  8. ^ a b Epstein D (2013). The Sports Gene: Inside the Science of Extraordinary Athletic Performance. Penguin.
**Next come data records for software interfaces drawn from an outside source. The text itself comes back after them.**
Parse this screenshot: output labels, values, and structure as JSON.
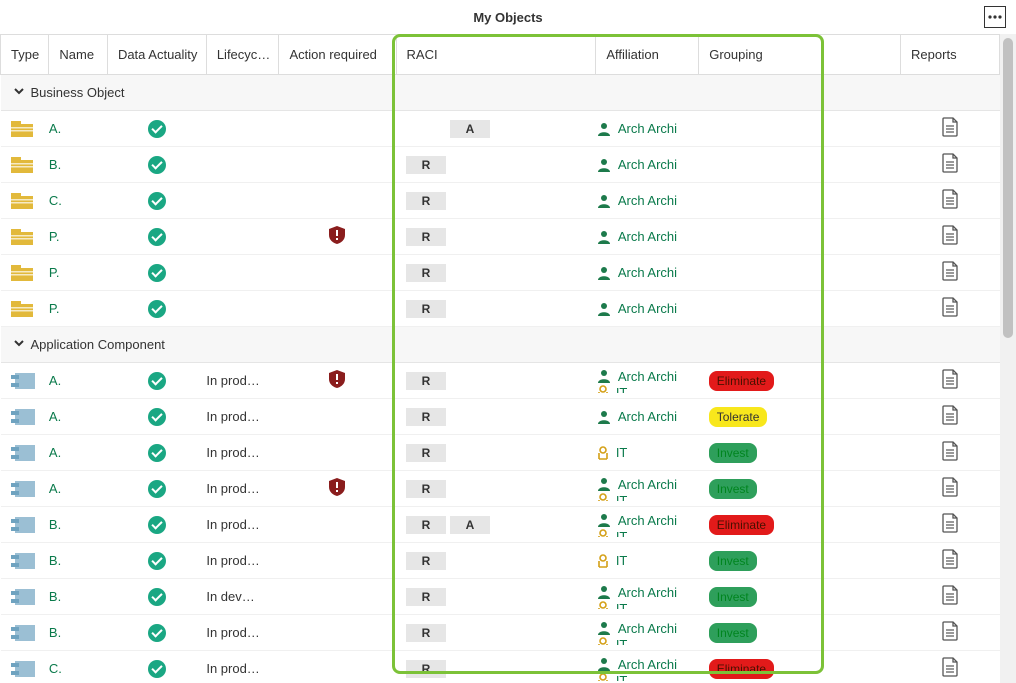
{
  "title": "My Objects",
  "columns": {
    "type": "Type",
    "name": "Name",
    "actuality": "Data Actuality",
    "lifecycle": "Lifecyc…",
    "action": "Action required",
    "raci": "RACI",
    "affiliation": "Affiliation",
    "grouping": "Grouping",
    "reports": "Reports"
  },
  "groups": [
    {
      "label": "Business Object",
      "rows": [
        {
          "name": "A.",
          "actuality": "ok",
          "lifecycle": "",
          "action": "",
          "raci": [
            "A"
          ],
          "raci_offset": 1,
          "aff": [
            {
              "icon": "person",
              "text": "Arch Archi"
            }
          ],
          "group": ""
        },
        {
          "name": "B.",
          "actuality": "ok",
          "lifecycle": "",
          "action": "",
          "raci": [
            "R"
          ],
          "aff": [
            {
              "icon": "person",
              "text": "Arch Archi"
            }
          ],
          "group": ""
        },
        {
          "name": "C.",
          "actuality": "ok",
          "lifecycle": "",
          "action": "",
          "raci": [
            "R"
          ],
          "aff": [
            {
              "icon": "person",
              "text": "Arch Archi"
            }
          ],
          "group": ""
        },
        {
          "name": "P.",
          "actuality": "ok",
          "lifecycle": "",
          "action": "alert",
          "raci": [
            "R"
          ],
          "aff": [
            {
              "icon": "person",
              "text": "Arch Archi"
            }
          ],
          "group": ""
        },
        {
          "name": "P.",
          "actuality": "ok",
          "lifecycle": "",
          "action": "",
          "raci": [
            "R"
          ],
          "aff": [
            {
              "icon": "person",
              "text": "Arch Archi"
            }
          ],
          "group": ""
        },
        {
          "name": "P.",
          "actuality": "ok",
          "lifecycle": "",
          "action": "",
          "raci": [
            "R"
          ],
          "aff": [
            {
              "icon": "person",
              "text": "Arch Archi"
            }
          ],
          "group": ""
        }
      ]
    },
    {
      "label": "Application Component",
      "rows": [
        {
          "name": "A.",
          "actuality": "ok",
          "lifecycle": "In prod…",
          "action": "alert",
          "raci": [
            "R"
          ],
          "aff": [
            {
              "icon": "person",
              "text": "Arch Archi"
            },
            {
              "icon": "badge",
              "text": "IT",
              "partial": true
            }
          ],
          "group": "Eliminate"
        },
        {
          "name": "A.",
          "actuality": "ok",
          "lifecycle": "In prod…",
          "action": "",
          "raci": [
            "R"
          ],
          "aff": [
            {
              "icon": "person",
              "text": "Arch Archi"
            }
          ],
          "group": "Tolerate"
        },
        {
          "name": "A.",
          "actuality": "ok",
          "lifecycle": "In prod…",
          "action": "",
          "raci": [
            "R"
          ],
          "aff": [
            {
              "icon": "badge",
              "text": "IT"
            }
          ],
          "group": "Invest"
        },
        {
          "name": "A.",
          "actuality": "ok",
          "lifecycle": "In prod…",
          "action": "alert",
          "raci": [
            "R"
          ],
          "aff": [
            {
              "icon": "person",
              "text": "Arch Archi"
            },
            {
              "icon": "badge",
              "text": "IT",
              "partial": true
            }
          ],
          "group": "Invest"
        },
        {
          "name": "B.",
          "actuality": "ok",
          "lifecycle": "In prod…",
          "action": "",
          "raci": [
            "R",
            "A"
          ],
          "aff": [
            {
              "icon": "person",
              "text": "Arch Archi"
            },
            {
              "icon": "badge",
              "text": "IT",
              "partial": true
            }
          ],
          "group": "Eliminate"
        },
        {
          "name": "B.",
          "actuality": "ok",
          "lifecycle": "In prod…",
          "action": "",
          "raci": [
            "R"
          ],
          "aff": [
            {
              "icon": "badge",
              "text": "IT"
            }
          ],
          "group": "Invest"
        },
        {
          "name": "B.",
          "actuality": "ok",
          "lifecycle": "In dev…",
          "action": "",
          "raci": [
            "R"
          ],
          "aff": [
            {
              "icon": "person",
              "text": "Arch Archi"
            },
            {
              "icon": "badge",
              "text": "IT",
              "partial": true
            }
          ],
          "group": "Invest"
        },
        {
          "name": "B.",
          "actuality": "ok",
          "lifecycle": "In prod…",
          "action": "",
          "raci": [
            "R"
          ],
          "aff": [
            {
              "icon": "person",
              "text": "Arch Archi"
            },
            {
              "icon": "badge",
              "text": "IT",
              "partial": true
            }
          ],
          "group": "Invest"
        },
        {
          "name": "C.",
          "actuality": "ok",
          "lifecycle": "In prod…",
          "action": "",
          "raci": [
            "R"
          ],
          "aff": [
            {
              "icon": "person",
              "text": "Arch Archi"
            },
            {
              "icon": "badge",
              "text": "IT",
              "partial": true
            }
          ],
          "group": "Eliminate"
        }
      ]
    }
  ],
  "pill_styles": {
    "Eliminate": "eliminate",
    "Tolerate": "tolerate",
    "Invest": "invest"
  }
}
ISBN 978-1-101-62263-6.[page needed]
  9. ^ North KN, Yang N, Wattanasirichaigoon D, Mills M, Easteal S, Beggs AH (April 1999). "A common nonsense mutation results in alpha-actinin-3 deficiency in the general population". Nature Genetics. 21 (4): 353–354. doi:10.1038/7675. PMID 10192379. S2CID 19882092.
  10. ^ a b c d Pickering C, Kiely J (2017). "ACTN3: More than Just a Gene for Speed". Frontiers in Physiology. 8: 1080. doi:10.3389/fphys.2017.01080. PMC 5741991. PMID 29326606.
  11. ^ Hogarth MW, Houweling PJ, Thomas KC, Gordish-Dressman H, Bello L, Pegoraro E, et al. (January 2017). "Evidence for ACTN3 as a genetic modifier of Duchenne muscular dystrophy". Nature Communications. 8 (1): 14143. Bibcode:2017NatCo...814143H. doi:10.1038/ncomms14143. PMC 5290331. PMID 28139640.
  12. ^ Seto JT, Lek M, Quinlan KG, Houweling PJ, Zheng XF, Garton F, MacArthur DG, Raftery JM, Garvey SM, Hauser MA, Yang N, Head SI, North KN (2011). "Deficiency of α-actinin-3 is associated with increased susceptibility to contraction-induced damage and skeletal muscle remodeling". Human Molecular Genetics. 20 (15): 2914–2927. doi:10.1093/hmg/ddr196. PMID 21536590. Retrieved 15 February 2022.
  13. ^ Chan Y, Tong HQ, Beggs AH, Kunkel LM (July 1998). "Human skeletal muscle-specific alpha-actinin-2 and -3 isoforms form homodimers and heterodimers in vitro and in vivo". Biochemical and Biophysical Research Communications. 248 (1): 134–139. doi:10.1006/bbrc.1998.8920. PMID 9675099.

Further reading[edit]

External links[edit]